Having an understanding of what is decent and respectful is a really good way to understand exactly ’what’ a standard is. When you set a standard, you say what is decent and respectful behaviour for all equally, and what is not. Standards can honour each person in the home when there is consideration given to how behaviour affects or impacts everyone. It also exposes the way we can have double standards. Then life becomes more of ‘do as I say,’ instead of the ease and simplicity of setting the model for how we all live in the home together and that model says - the lowest level of behaviour we should ever have in our home is ‘decency’.

What does this look like? Perhaps it’s decent to flush the toilet after we have used it. This respects everyone, it says, you deserve to have a clean toilet bowl as much as everyone else does.

When we are clear about what is decent, what is respectful becomes simpler because everyone knows what the standards in the home are. Everyone deserves to be spoken to and treated with the same level of decency. That is a standard that can be set and lived by all, no matter what their age or position in the hierarchy of the home, from the cradle to the grave. This may require a degree of setting boundaries as we learn together, but the fact that we are all learning alongside each other is a great standard to have in every family.

We may have to acknowledge that if this is not how the family has lived, then a conversation about what decency and respect are and the standards you want to set in your home – is a must.

What do boundaries say in the home?

Boundaries give permission for children to move freely in the home. That may sound contradictory, but it is saying “within this space you can move freely, making your own decisions and experiment with the outcomes of those decisions”. That is very freeing, the pressure to get things right is removed. However, the proviso with freedom is very important and one that everyone needs to have explained clearly. As a part of their freedom:

They make a decision, then we get to make a decision based on their decision.

Boundaries operate with consequences - always.

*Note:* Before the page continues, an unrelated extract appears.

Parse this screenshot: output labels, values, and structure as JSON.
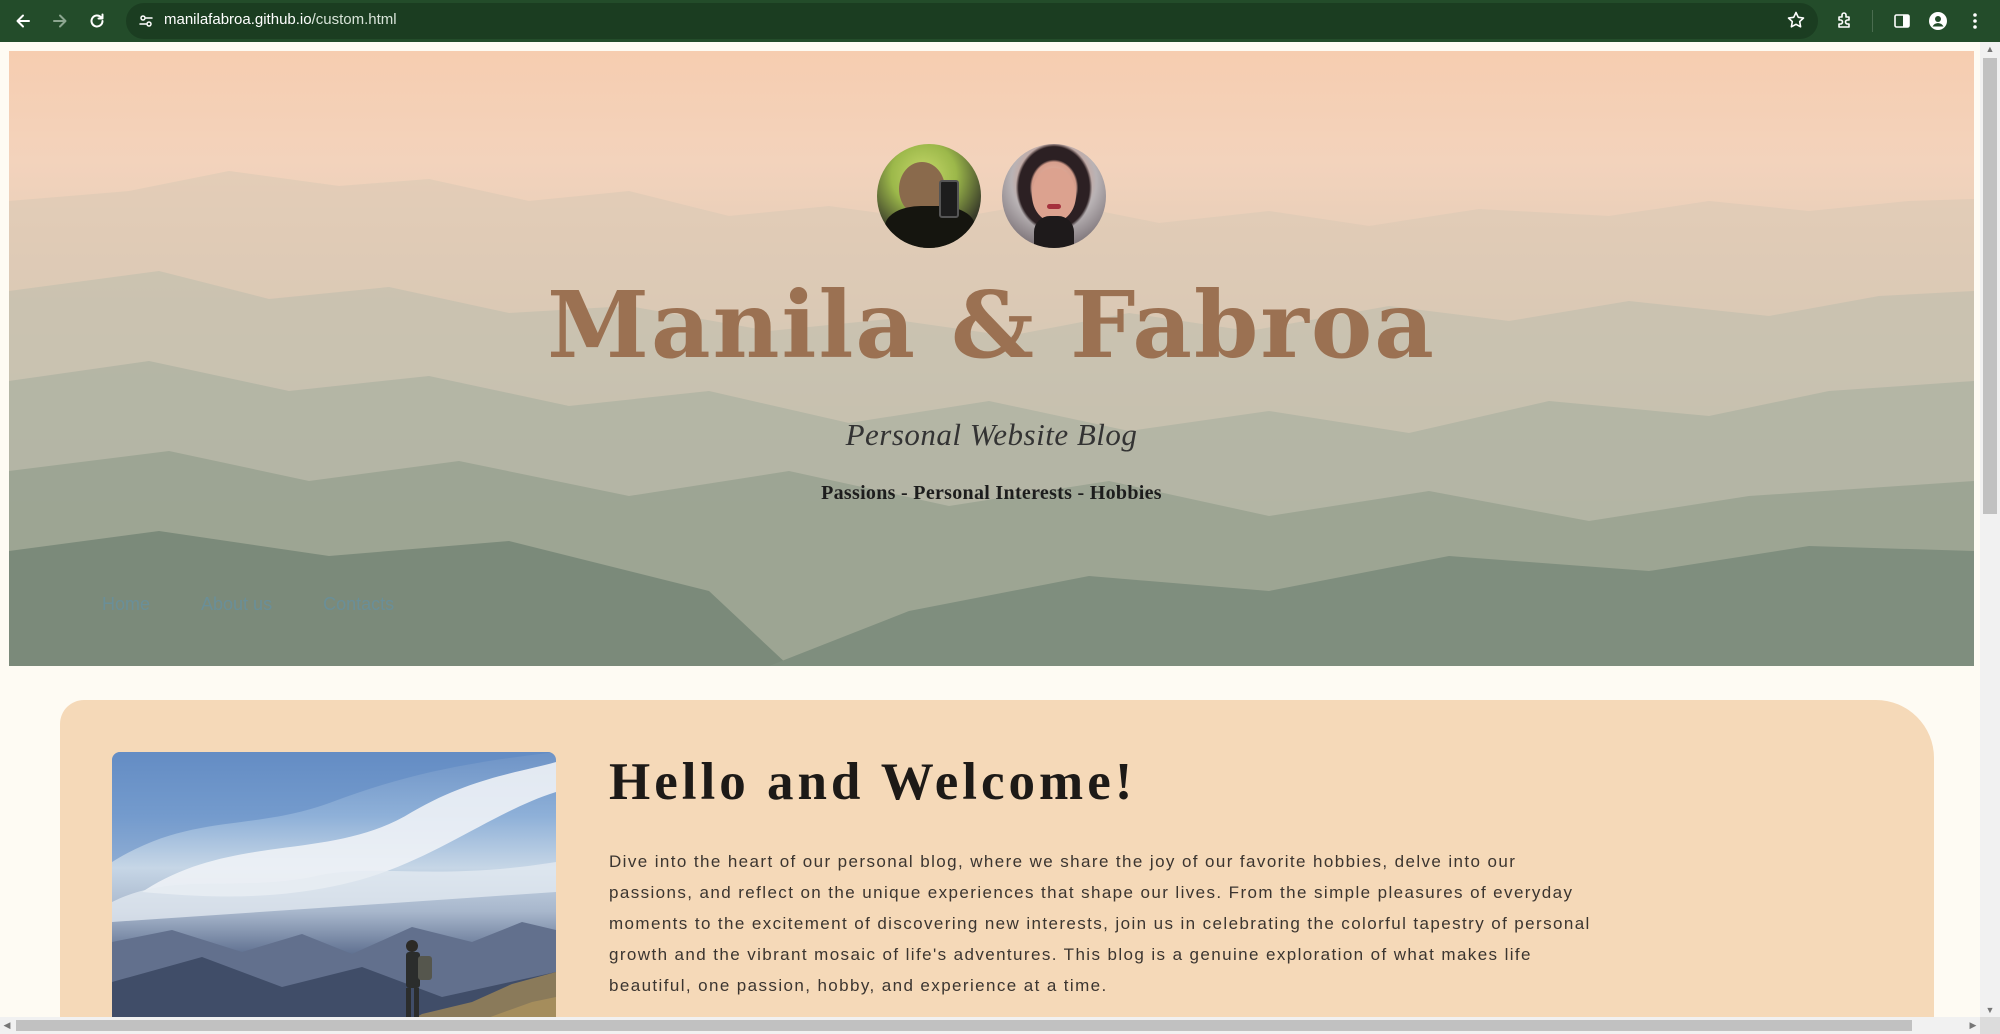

That means we need to be in tune with how everyone in the home is moving with the boundaries we put in place. Our job, as parents, is to stay awake to the flow of behaviour in the home so we can make sure the boundaries expand with the deepening responsibility otherwise, boundaries can present as prison walls that are there for the sake of it.

Through rules, standards and boundaries we have an opportunity to make the family home into a space where true care and consideration for another is our ‘normal’. That is the magic of living rules, standards and boundaries in our lives first before we expect or demand that others live them.


Further reading


Image by succo from Pixabay


Commenting has been turned off.
bottom of page